---- Provided data
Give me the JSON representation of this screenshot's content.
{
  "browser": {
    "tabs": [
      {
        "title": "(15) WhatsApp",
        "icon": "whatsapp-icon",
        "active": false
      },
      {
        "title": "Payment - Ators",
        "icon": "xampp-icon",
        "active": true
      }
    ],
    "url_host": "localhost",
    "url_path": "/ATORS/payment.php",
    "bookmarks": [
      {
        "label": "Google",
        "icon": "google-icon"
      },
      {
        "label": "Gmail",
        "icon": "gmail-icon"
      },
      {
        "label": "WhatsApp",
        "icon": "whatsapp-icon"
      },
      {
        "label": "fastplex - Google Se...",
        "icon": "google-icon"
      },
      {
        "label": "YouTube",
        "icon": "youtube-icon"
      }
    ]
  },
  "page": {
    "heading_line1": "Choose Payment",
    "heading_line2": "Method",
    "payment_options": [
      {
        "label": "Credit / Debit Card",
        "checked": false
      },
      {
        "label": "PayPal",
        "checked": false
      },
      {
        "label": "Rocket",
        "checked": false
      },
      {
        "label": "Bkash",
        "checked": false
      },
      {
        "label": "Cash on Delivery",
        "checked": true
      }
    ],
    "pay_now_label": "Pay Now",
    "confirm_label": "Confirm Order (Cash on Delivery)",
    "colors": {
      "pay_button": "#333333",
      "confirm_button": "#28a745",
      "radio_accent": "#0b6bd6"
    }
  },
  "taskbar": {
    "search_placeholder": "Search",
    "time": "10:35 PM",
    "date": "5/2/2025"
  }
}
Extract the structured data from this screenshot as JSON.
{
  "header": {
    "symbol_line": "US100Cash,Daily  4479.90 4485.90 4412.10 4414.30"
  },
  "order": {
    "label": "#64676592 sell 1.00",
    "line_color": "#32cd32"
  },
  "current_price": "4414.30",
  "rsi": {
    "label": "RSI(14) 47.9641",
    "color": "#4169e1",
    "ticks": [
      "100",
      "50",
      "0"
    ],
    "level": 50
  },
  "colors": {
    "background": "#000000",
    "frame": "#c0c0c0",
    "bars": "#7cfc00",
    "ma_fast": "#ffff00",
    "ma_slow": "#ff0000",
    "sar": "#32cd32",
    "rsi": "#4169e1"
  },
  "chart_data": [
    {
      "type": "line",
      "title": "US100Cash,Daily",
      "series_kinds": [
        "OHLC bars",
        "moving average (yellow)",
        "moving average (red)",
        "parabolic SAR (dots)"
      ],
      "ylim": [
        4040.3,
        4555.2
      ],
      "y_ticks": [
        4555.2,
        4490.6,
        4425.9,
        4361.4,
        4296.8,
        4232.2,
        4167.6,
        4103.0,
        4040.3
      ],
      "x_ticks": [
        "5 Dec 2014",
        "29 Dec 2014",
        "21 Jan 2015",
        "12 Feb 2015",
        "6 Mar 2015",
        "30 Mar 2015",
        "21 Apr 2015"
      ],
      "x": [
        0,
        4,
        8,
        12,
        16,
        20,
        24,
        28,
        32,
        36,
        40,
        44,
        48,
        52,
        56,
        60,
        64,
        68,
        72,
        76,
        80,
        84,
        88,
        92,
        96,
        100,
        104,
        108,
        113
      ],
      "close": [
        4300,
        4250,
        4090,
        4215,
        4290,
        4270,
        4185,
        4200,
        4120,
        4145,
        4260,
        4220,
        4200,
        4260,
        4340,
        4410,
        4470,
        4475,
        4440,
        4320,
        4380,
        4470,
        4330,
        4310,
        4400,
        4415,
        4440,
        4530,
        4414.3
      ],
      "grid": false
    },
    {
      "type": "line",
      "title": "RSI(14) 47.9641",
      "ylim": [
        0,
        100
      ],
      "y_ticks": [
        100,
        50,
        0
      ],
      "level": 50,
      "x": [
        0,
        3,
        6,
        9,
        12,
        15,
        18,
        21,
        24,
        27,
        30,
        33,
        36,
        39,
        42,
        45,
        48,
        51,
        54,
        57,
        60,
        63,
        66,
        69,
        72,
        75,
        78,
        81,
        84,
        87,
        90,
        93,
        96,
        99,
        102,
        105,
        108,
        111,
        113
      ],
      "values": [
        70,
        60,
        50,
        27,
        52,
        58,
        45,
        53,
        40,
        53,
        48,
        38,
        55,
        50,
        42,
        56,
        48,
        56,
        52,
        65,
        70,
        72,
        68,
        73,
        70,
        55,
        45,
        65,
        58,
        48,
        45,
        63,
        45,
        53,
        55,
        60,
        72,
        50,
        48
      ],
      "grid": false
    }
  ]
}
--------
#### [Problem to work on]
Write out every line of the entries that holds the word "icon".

#### [Result of this task]
        "icon": "whatsapp-icon",
        "icon": "xampp-icon",
        "icon": "google-icon"
        "icon": "gmail-icon"
        "icon": "whatsapp-icon"
        "icon": "google-icon"
        "icon": "youtube-icon"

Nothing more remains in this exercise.